Humility on the Camino
After every pilgrimage, lessons are learned. For me, after I walked 14 kilometers from Sarria to Santiago de Compostella, one stands out. This concept of universal humility. I have been part of numerous groups, retreats, learning and work experiences over the years throughout the world. Regardless of the people, there always seems to be a sense of one upmanship. An individual exemplifies their status through their brand of clothes they wear, accessories, the newest tech gadgets, who they have studied with, or over the top bragging of career accomplishments. It may not be overt, perhaps it is subtle, but it is always there. Humility on the Camino.
But when I walked the Camino with my tour group of 15, this did not exist. Barriers broke in regards to status, age, country, and experiences. It did not matter where we came from, what mattered was we showed up each day for the journey. One has no choice but to be humbled every morning and evening, as we cared for our achy feet, blisters, back pains, or sore old wounds that re-appeared. All of us struggled on the trip. A byproduct of struggle is humility.
Reality of the Camino

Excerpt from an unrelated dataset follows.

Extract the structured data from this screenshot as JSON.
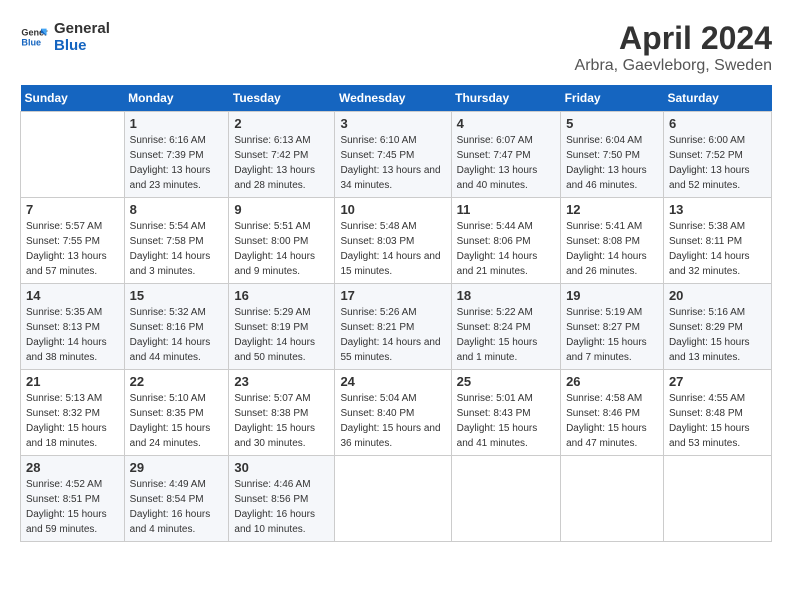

It’s hard to be full of oneself, when one is malodorous. Together we walked, struggled, and smelled day after day. We wore similar clothes. Our accessories matched which were backpacks, walking sticks, and the conch shell symbolizing our status as pilgrims. This is what humbled me, or humbled us. We made the decision to walk 114 kilometers, in a day and age where everything is instantaneous. Our paths were through rural landscapes, of pastures filled with cows, dirt roads, or tiny villages. This was not a choice to travel in a way a tourist would or take in the luxuries of the Spanish lifestyle.
We were travelling for the sake of being a pilgrim, whether this was an adventurous bucket list item, spiritual vow, or as a way to mark transitions in our lives. We were walking out questions in our lives, through the peaks and dips of unexpected hills, pain, joy, monotony, silence, noise, and comradery.
Removal of Ego
There was humility on the camino, and therefore it’s easy to remove the ego. There’s no need for defenses, as everyone else is bowing down to the Camino. Our authentic selves are revealed. This is a precious gift of the Camino.
I am aware some fellow peregrinos may judge this journey. They may feel it’s cheating if you choose to do the Camino with a tour group and only the last 100 kilometers. These individuals may point out that this is not the full 500 mile trek. They would say we cheated for walking six full days is not the entire experience.
Yet, I do want to share the group I walked with, our hearts were pure and ready for this pilgrimage. For many of us it’s not something we did to check off the list, but an opening towards the pilgrim way that exists within. As I arrived in Santiago de Compostela, our guide offered words of wisdom. It is only the beginning of the journey, not the end.
May you continue to reflect, grow, and be present on your current journey. And maybe one day, you may meet your soul and others on the camino. I hope you find humility on the camino. Buen Camino.
To read more about my call to camino check out this post https://amodernpilgrimage.com/the-call-to-camino-de-santiago/ . For a great 10 minute clip of the whole of the journey check out https://www.youtube.com/watch?v=DwwR8Ga8go0